“As DraftKings continues our nationwide expansion, we welcome Louisiana to the DraftKings family, an area rich with culture, heritage, and die-hard fanbases in both professional and college sports,” said Matt Kalish, co-founder and president of DraftKings North America, in a statement. “The Bayou will now have access to our world-leading Daily Fantasy Sports product as we ramp up toward the kickoff of football season.”
Details and Background
Louisiana is the first state to approve DFS sites on a parish-level basis. The majority of Louisiana parishes, the state’s county equivalent, will allow DFS operators. That includes all parishes in and around Baton Rouge, New Orleans, Shreveport and most of the state’s population centers.
This week’s licensure announcement comes nearly three years after voters in most parishes backed DFS legalization on the fall 2018 ballot.
Daily fantasy sports became a political football in a complex legislative quagmire that at one point would have seen Louisiana allow DFS games on physical video lottery terminals. No other state permits DFS on these machines and Louisiana’s enactment legislation failed to pass in 2019.
It wasn’t until a special legislative session in summer 2020 that the DFS measures passed the legislature as part of a broader package of gaming legislation, including a bill that placed a sports gambling referendum on the 2020 ballot. State officials then had to promulgate further daily fantasy provider rules and license each company, a process that took more than a year.
Louisiana’s daily fantasy laws and regulations will create an avenue for major providers such as DraftKings and FanDuel, they could be cost-prohibitive for many smaller companies. Former Fantasy Sports & Gaming Association Chair Peter Schoenke called the $15,000 investigation fee the “most problematic” aspect.
With other state regulations, operating costs, taxes and additional expenses, it’s hard for smaller operators to make a net profit and comparatively steep fees like Louisiana’s make that even more difficult, Schoenke said. He said this could limit Louisiana to only three total operators.
“Louisiana residents now have the ability to enter paid fantasy sports contests, which caps a decade-long quest for the fantasy industry,” Schoenke said in a message to the Action Network. “However, the state’s current regulations are too costly for most smaller operators and we hope for improvements to allow more of our member companies to offer contests in the Bayou State.”

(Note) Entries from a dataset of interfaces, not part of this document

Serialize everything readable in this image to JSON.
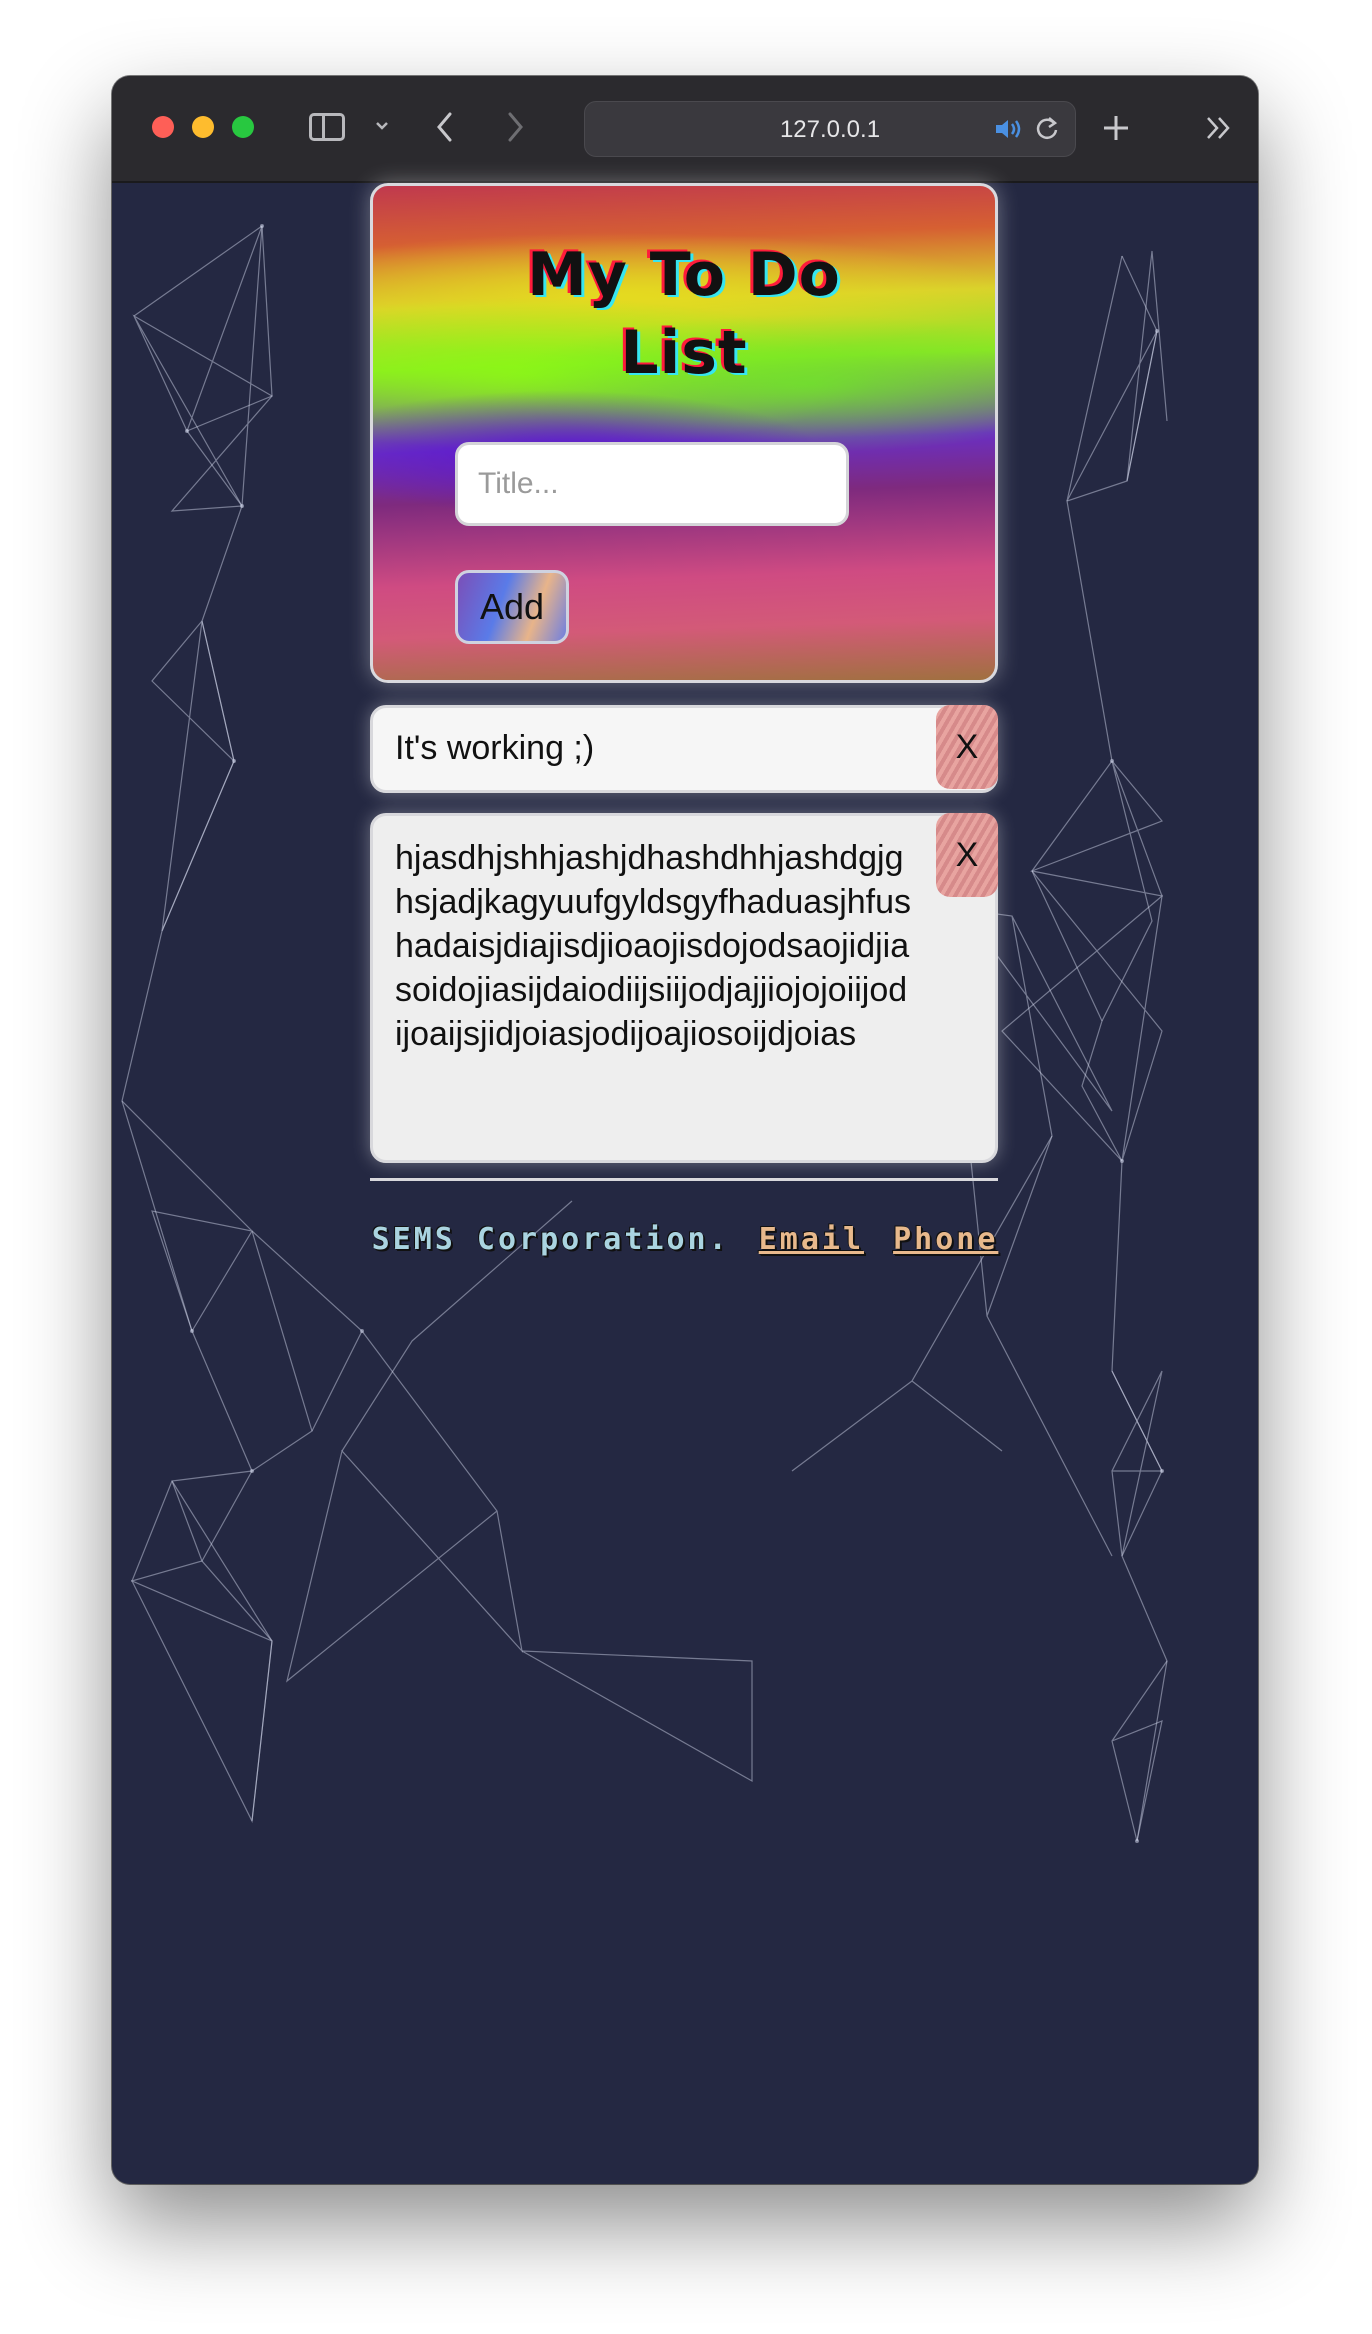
{
  "browser": {
    "url": "127.0.0.1"
  },
  "app": {
    "title": "My To Do List",
    "input_placeholder": "Title...",
    "add_label": "Add"
  },
  "todos": [
    {
      "text": "It's working ;)",
      "delete_label": "X"
    },
    {
      "text": "hjasdhjshhjashjdhashdhhjashdgjghsjadjkagyuufgyldsgyfhaduasjhfushadaisjdiajisdjioaojisdojodsaojidjiasoidojiasijdaiodiijsiijodjajjiojojoiijodijoaijsjidjoiasjodijoajiosoijdjoias",
      "delete_label": "X"
    }
  ],
  "footer": {
    "brand": "SEMS Corporation.",
    "email_label": "Email",
    "phone_label": "Phone"
  },
  "colors": {
    "page_background": "#242842",
    "title_shadow_red": "#ff1b3b",
    "title_shadow_cyan": "#37e6f0",
    "footer_brand": "#aad4e0",
    "footer_links": "#e8b98c"
  },
  "icons": [
    "close-window-dot",
    "minimize-window-dot",
    "zoom-window-dot",
    "sidebar-icon",
    "chevron-down-icon",
    "back-icon",
    "forward-icon",
    "speaker-icon",
    "reload-icon",
    "new-tab-icon",
    "more-tabs-icon"
  ]
}
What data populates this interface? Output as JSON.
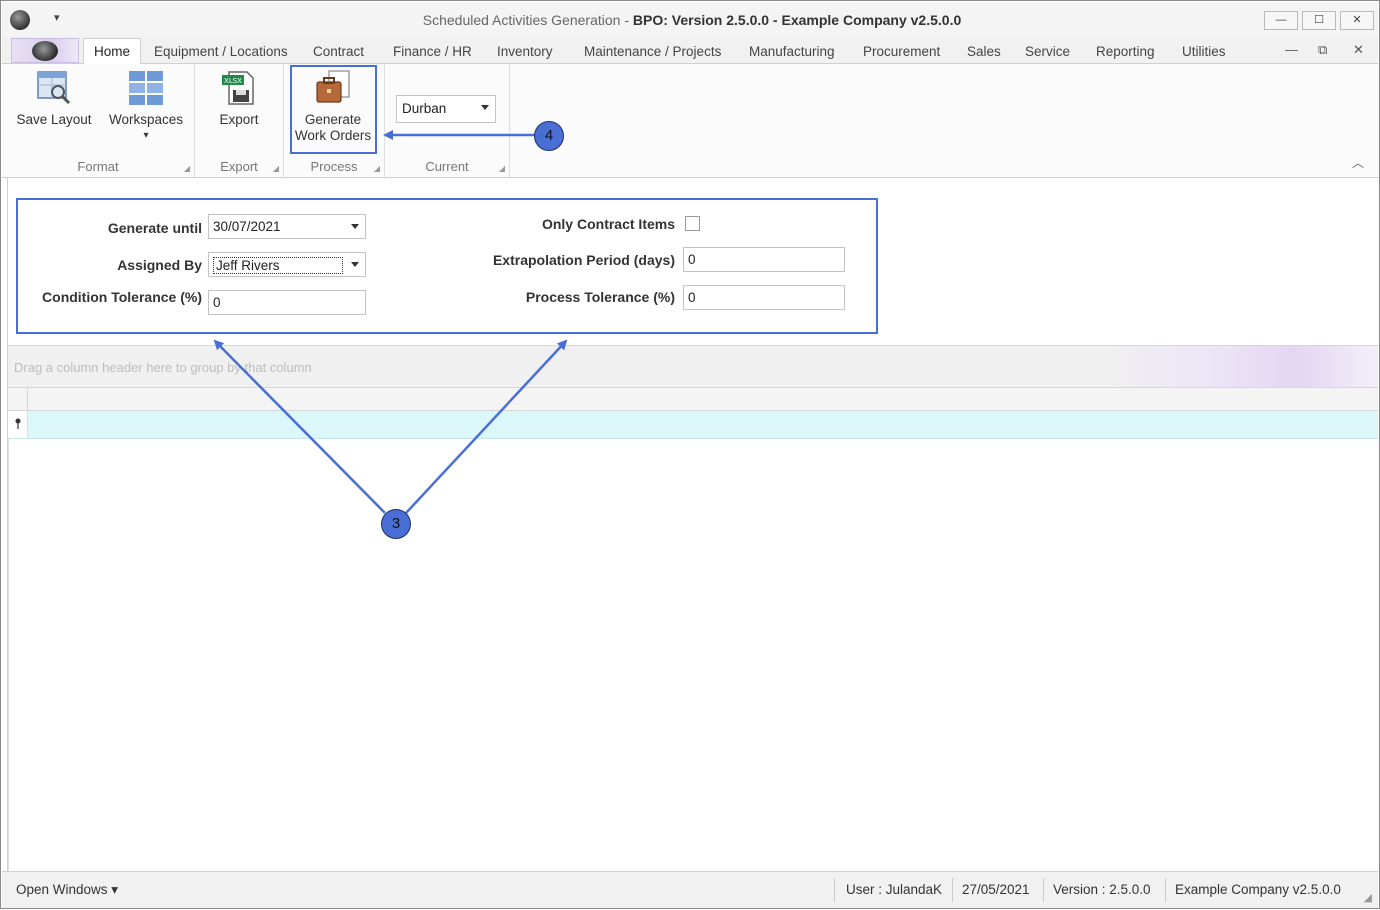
{
  "window": {
    "title_prefix": "Scheduled Activities Generation - ",
    "title_main": "BPO: Version 2.5.0.0 - Example Company v2.5.0.0",
    "min_label": "—",
    "max_label": "☐",
    "close_label": "✕"
  },
  "quick_access": {
    "arrow": "▾"
  },
  "tabs": [
    {
      "label": "Home"
    },
    {
      "label": "Equipment / Locations"
    },
    {
      "label": "Contract"
    },
    {
      "label": "Finance / HR"
    },
    {
      "label": "Inventory"
    },
    {
      "label": "Maintenance / Projects"
    },
    {
      "label": "Manufacturing"
    },
    {
      "label": "Procurement"
    },
    {
      "label": "Sales"
    },
    {
      "label": "Service"
    },
    {
      "label": "Reporting"
    },
    {
      "label": "Utilities"
    }
  ],
  "tab_controls": {
    "minimize": "—",
    "restore": "⧉",
    "close": "✕"
  },
  "ribbon": {
    "format": {
      "label": "Format",
      "save_layout": "Save Layout",
      "workspaces": "Workspaces",
      "workspaces_arrow": "▾"
    },
    "export": {
      "label": "Export",
      "export_btn": "Export",
      "xlsx_badge": "XLSX"
    },
    "process": {
      "label": "Process",
      "generate_line1": "Generate",
      "generate_line2": "Work Orders"
    },
    "current": {
      "label": "Current",
      "site_value": "Durban"
    },
    "launcher": "◢",
    "collapse": "︿"
  },
  "filters": {
    "generate_until": {
      "label": "Generate until",
      "value": "30/07/2021"
    },
    "assigned_by": {
      "label": "Assigned By",
      "value": "Jeff Rivers"
    },
    "condition_tolerance": {
      "label": "Condition Tolerance (%)",
      "value": "0"
    },
    "only_contract_items": {
      "label": "Only Contract Items",
      "checked": false
    },
    "extrapolation_period": {
      "label": "Extrapolation Period (days)",
      "value": "0"
    },
    "process_tolerance": {
      "label": "Process Tolerance (%)",
      "value": "0"
    }
  },
  "grid": {
    "group_hint": "Drag a column header here to group by that column",
    "filter_row_icon": "📍"
  },
  "status": {
    "open_windows": "Open Windows ▾",
    "user": "User : JulandaK",
    "date": "27/05/2021",
    "version": "Version : 2.5.0.0",
    "company": "Example Company v2.5.0.0"
  },
  "annotations": {
    "callout_3": "3",
    "callout_4": "4"
  },
  "colors": {
    "annotation_blue": "#4a6fd4",
    "filter_row": "#dcf7fa"
  }
}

Sports Betting Expected in Fall
Louisiana’s DFS launch comes a few months before the state’s retail and online sportsbooks go live. Like the 2018 daily fantasy ballot measures, voters in the majority of parishes (including all the most heavily populated) backed a 2020 retail and mobile sports gambling legalization referendum.
Most if not all of the state’s 20 total horse tracks, land-based and riverboat casinos are expected to open retail sportsbooks at their respective properties. Each aforementioned facility can also open two online sportsbooks apiece, though it may take years for all 40 potential digital books to go live.
Eligible bettors age 21 and up can remotely register, deposit and wager from a mobile device in any parish that approved the 2020 referendum. Bettors do not have to register in person at a gaming facility beforehand.
Along with DraftKings and FanDuel, which have capitalized on existing DFS player databases to promote their respective sportsbook products in other states, many current Louisiana gambling stakeholders are expected to launch retail and mobile sportsbooks. That includes Caesars, which operates the state’s lone land-based casino in New Orleans, as well as Penn National (Barstool), Churchill Downs (TwinSpires) and Boyd (B Connected).
Regulators are working toward a September 2021 launch, though no date has been finalized yet. Still, the legislative and regulatory turnaround should be far quicker than the drawn-out DFS approval process.